## INSTRUCTIONS FOR THE TASK
Repeat all of the records exactly, leaving out the pictures.

## Interface dataset entries
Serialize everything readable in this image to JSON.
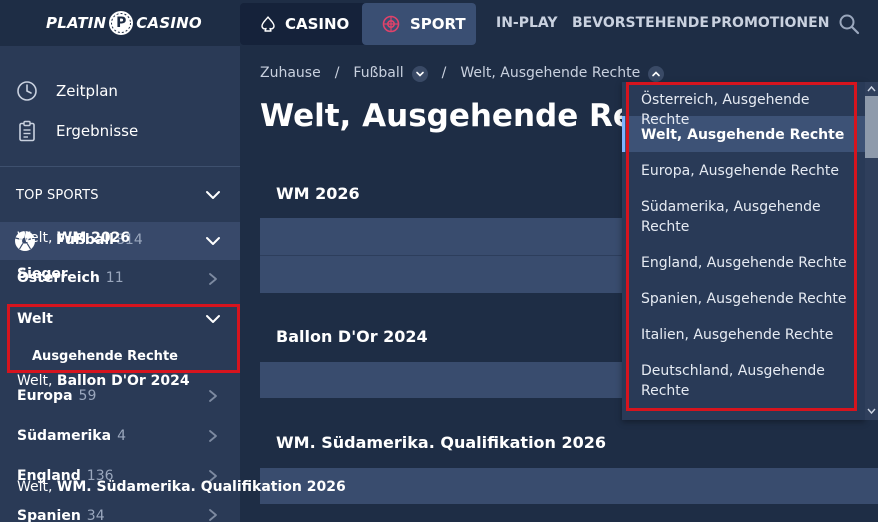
{
  "header": {
    "logo_left": "PLATIN",
    "logo_badge": "P",
    "logo_right": "CASINO",
    "nav": {
      "casino": "CASINO",
      "sport": "SPORT",
      "in_play": "IN-PLAY",
      "upcoming": "BEVORSTEHENDE",
      "promotions": "PROMOTIONEN"
    },
    "icons": {
      "search": "search-icon",
      "casino": "spade-icon",
      "sport": "target-icon"
    }
  },
  "sidebar": {
    "schedule": "Zeitplan",
    "results": "Ergebnisse",
    "top_sports": "TOP SPORTS",
    "football": {
      "label": "Fußball",
      "count": "814"
    },
    "categories": [
      {
        "label": "Österreich",
        "count": "11"
      },
      {
        "label": "Welt",
        "count": ""
      },
      {
        "label": "Europa",
        "count": "59"
      },
      {
        "label": "Südamerika",
        "count": "4"
      },
      {
        "label": "England",
        "count": "136"
      },
      {
        "label": "Spanien",
        "count": "34"
      }
    ],
    "welt_subitem": "Ausgehende Rechte"
  },
  "breadcrumb": {
    "home": "Zuhause",
    "sport": "Fußball",
    "current": "Welt, Ausgehende Rechte"
  },
  "main": {
    "title": "Welt, Ausgehende Rechte",
    "sections": [
      {
        "title": "WM 2026",
        "row_prefix": "Welt,",
        "row_bold": "WM 2026",
        "row2": "Sieger"
      },
      {
        "title": "Ballon D'Or 2024",
        "row_prefix": "Welt,",
        "row_bold": "Ballon D'Or 2024"
      },
      {
        "title": "WM. Südamerika. Qualifikation 2026",
        "row_prefix": "Welt,",
        "row_bold": "WM. Südamerika. Qualifikation 2026"
      }
    ]
  },
  "dropdown": {
    "items": [
      "Österreich, Ausgehende Rechte",
      "Welt, Ausgehende Rechte",
      "Europa, Ausgehende Rechte",
      "Südamerika, Ausgehende Rechte",
      "England, Ausgehende Rechte",
      "Spanien, Ausgehende Rechte",
      "Italien, Ausgehende Rechte",
      "Deutschland, Ausgehende Rechte"
    ],
    "selected": "Welt, Ausgehende Rechte"
  },
  "colors": {
    "background": "#1e2d45",
    "sidebar": "#2a3a56",
    "active_row": "#38496a",
    "card": "#394c6e",
    "sport_tab": "#3a4f73",
    "highlight_border": "#d6141e",
    "sport_icon": "#e0426a"
  }
}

## RESPONSE AREA
Serialize everything readable in this image to JSON.
{
  "header": {
    "logo_left": "PLATIN",
    "logo_badge": "P",
    "logo_right": "CASINO",
    "nav": {
      "casino": "CASINO",
      "sport": "SPORT",
      "in_play": "IN-PLAY",
      "upcoming": "BEVORSTEHENDE",
      "promotions": "PROMOTIONEN"
    },
    "icons": {
      "search": "search-icon",
      "casino": "spade-icon",
      "sport": "target-icon"
    }
  },
  "sidebar": {
    "schedule": "Zeitplan",
    "results": "Ergebnisse",
    "top_sports": "TOP SPORTS",
    "football": {
      "label": "Fußball",
      "count": "814"
    },
    "categories": [
      {
        "label": "Österreich",
        "count": "11"
      },
      {
        "label": "Welt",
        "count": ""
      },
      {
        "label": "Europa",
        "count": "59"
      },
      {
        "label": "Südamerika",
        "count": "4"
      },
      {
        "label": "England",
        "count": "136"
      },
      {
        "label": "Spanien",
        "count": "34"
      }
    ],
    "welt_subitem": "Ausgehende Rechte"
  },
  "breadcrumb": {
    "home": "Zuhause",
    "sport": "Fußball",
    "current": "Welt, Ausgehende Rechte"
  },
  "main": {
    "title": "Welt, Ausgehende Rechte",
    "sections": [
      {
        "title": "WM 2026",
        "row_prefix": "Welt,",
        "row_bold": "WM 2026",
        "row2": "Sieger"
      },
      {
        "title": "Ballon D'Or 2024",
        "row_prefix": "Welt,",
        "row_bold": "Ballon D'Or 2024"
      },
      {
        "title": "WM. Südamerika. Qualifikation 2026",
        "row_prefix": "Welt,",
        "row_bold": "WM. Südamerika. Qualifikation 2026"
      }
    ]
  },
  "dropdown": {
    "items": [
      "Österreich, Ausgehende Rechte",
      "Welt, Ausgehende Rechte",
      "Europa, Ausgehende Rechte",
      "Südamerika, Ausgehende Rechte",
      "England, Ausgehende Rechte",
      "Spanien, Ausgehende Rechte",
      "Italien, Ausgehende Rechte",
      "Deutschland, Ausgehende Rechte"
    ],
    "selected": "Welt, Ausgehende Rechte"
  },
  "colors": {
    "background": "#1e2d45",
    "sidebar": "#2a3a56",
    "active_row": "#38496a",
    "card": "#394c6e",
    "sport_tab": "#3a4f73",
    "highlight_border": "#d6141e",
    "sport_icon": "#e0426a"
  }
}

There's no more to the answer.